This could mean, for example, that a family of four who’ve spent a year facing eviction from a grand a week Islington house, meaning personal trauma for the tenant and a big fuck off bill for the landlord (every cloud), could, as the system stands presently, simply be rehoused in the same house, at a cost of a grand a week. Or more depending on how charitable the landlord is feeling by this time. Most three year olds can join the dots better than this Government. So can Westminster Council who have started to lobby for amendments to the Housing Act in yet another attempt to punt homeless people in Westminster into their less well of neighbouring areas.
What does all this mean. For the hard nosed Tory scum out there, this means more bearocracy, bigger government, more forms, more checks, more appeals, more council snoopers, plus a whopping bill for landlords. Will these costs outweight the savings? Who knows, nobody’s even done the sums. What it does reveal is a government more concerned with smashing the welfare state than any cost cutting excercises.
And as to the social cost. Well apart from low income families being forced into poverty and homelessness, this will mean many of the working poor forced to move away from their work. With public transport fares set to rise may of them will no doubt realise it’s not worth the effort and look for jobs locally. The exporting of thousands of people, both the low waged and the unemployed, from areas of high employment into areas of low employment rates will bring devastating costs to some of the most deprived areas in the UK. And we haven’t even mentioned the public sector job losses.
But there is another factor still which will affect far more people than just benefit claimants. Many people seem to be under the apprhension that the Caps apply equally everywhere. This isn’t the case, the Caps only apply in areas where rents in the 30th percentile of the market are above the suggested caps. This means that you won’t be able to claim £250 a week for a one bed flat in downtown Bradford. Not yet anyway.

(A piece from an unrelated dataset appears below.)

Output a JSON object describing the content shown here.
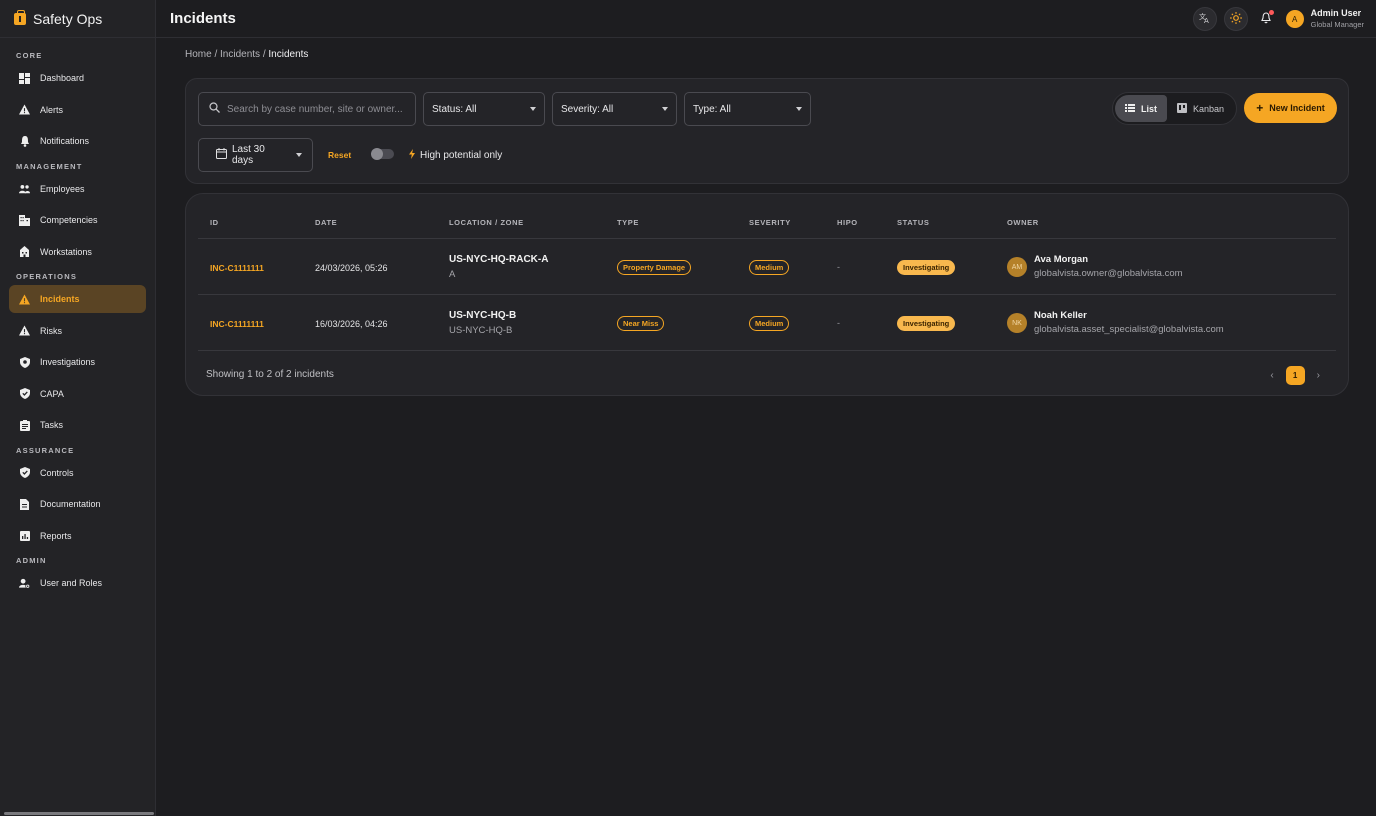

Whilst areas like Central London and other city centres are experiencing a bouyant rental market, the outlook in outlying areas is not so bright. With the recent recession and more lob losses to come, more landlords are likely to come round to the idea of renting to DSS Tenants. And, what luck, they can expect to see a flock of them after the poor are socially cleansed from the inner cities.

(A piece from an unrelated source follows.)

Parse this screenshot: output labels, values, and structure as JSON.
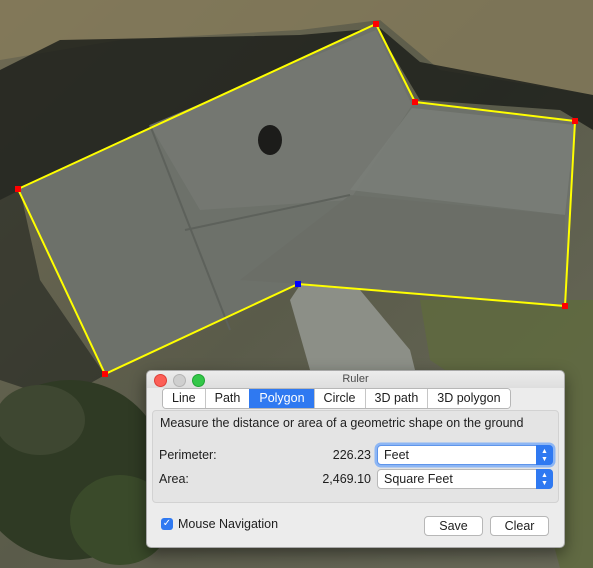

So as demand soars rents everywhere are likely to climb towards the levels of the caps. It ain’t rocket science after all. If you tell a group of children they can have three sweets each they will each take three sweets and landlords are likely to behave much the same way. How much this will push up rents in outlying areas (where most people live) is anybodys guess. No-one’s done the sums, again. What it is likely to mean is higher rents for benefit claimants and non claimants alike. And a much bigger Housing Benefit bill for everyone.

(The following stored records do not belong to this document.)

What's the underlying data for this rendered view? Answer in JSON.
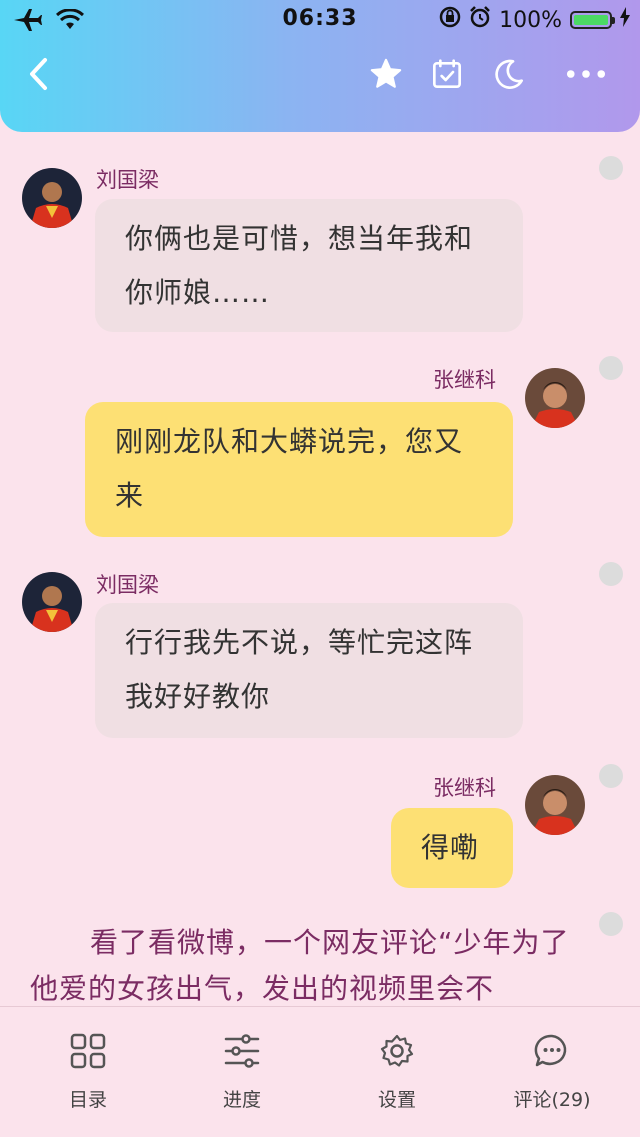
{
  "status_bar": {
    "time": "06:33",
    "battery_percent": "100%",
    "battery_level": 1.0
  },
  "chat": [
    {
      "side": "left",
      "name": "刘国梁",
      "lines": [
        "你俩也是可惜，想当年我和",
        "你师娘……"
      ]
    },
    {
      "side": "right",
      "name": "张继科",
      "lines": [
        "刚刚龙队和大蟒说完，您又",
        "来"
      ]
    },
    {
      "side": "left",
      "name": "刘国梁",
      "lines": [
        "行行我先不说，等忙完这阵",
        "我好好教你"
      ]
    },
    {
      "side": "right",
      "name": "张继科",
      "lines": [
        "得嘞"
      ]
    }
  ],
  "paragraph": "看了看微博，一个网友评论“少年为了他爱的女孩出气，发出的视频里会不",
  "tabs": [
    {
      "icon": "grid-icon",
      "label": "目录"
    },
    {
      "icon": "sliders-icon",
      "label": "进度"
    },
    {
      "icon": "gear-icon",
      "label": "设置"
    },
    {
      "icon": "comment-icon",
      "label": "评论(29)"
    }
  ],
  "colors": {
    "accent_text": "#7b2c63",
    "bubble_left": "#f0dfe3",
    "bubble_right": "#fde074",
    "background": "#fbe3ec"
  }
}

Our initial instinct back after the budget appears to be holding true. This shower of chinless wonders, cossetted as they have been by rich parents and public school, are simply not very clever. The Bullingdon boys and their fags may have a weird ideology based somewhere between Thatcher, the Daily Mail and Camberwick Green, but they aren’t even smart enough to pursue that properly. Not the sharpest tools in the box you might say (although they are tools). Imagine Tim ‘nice but dim’, except not very nice either. Not someone you’d want running a public bog, let alone a country.
Benefit Claimants Fight Back!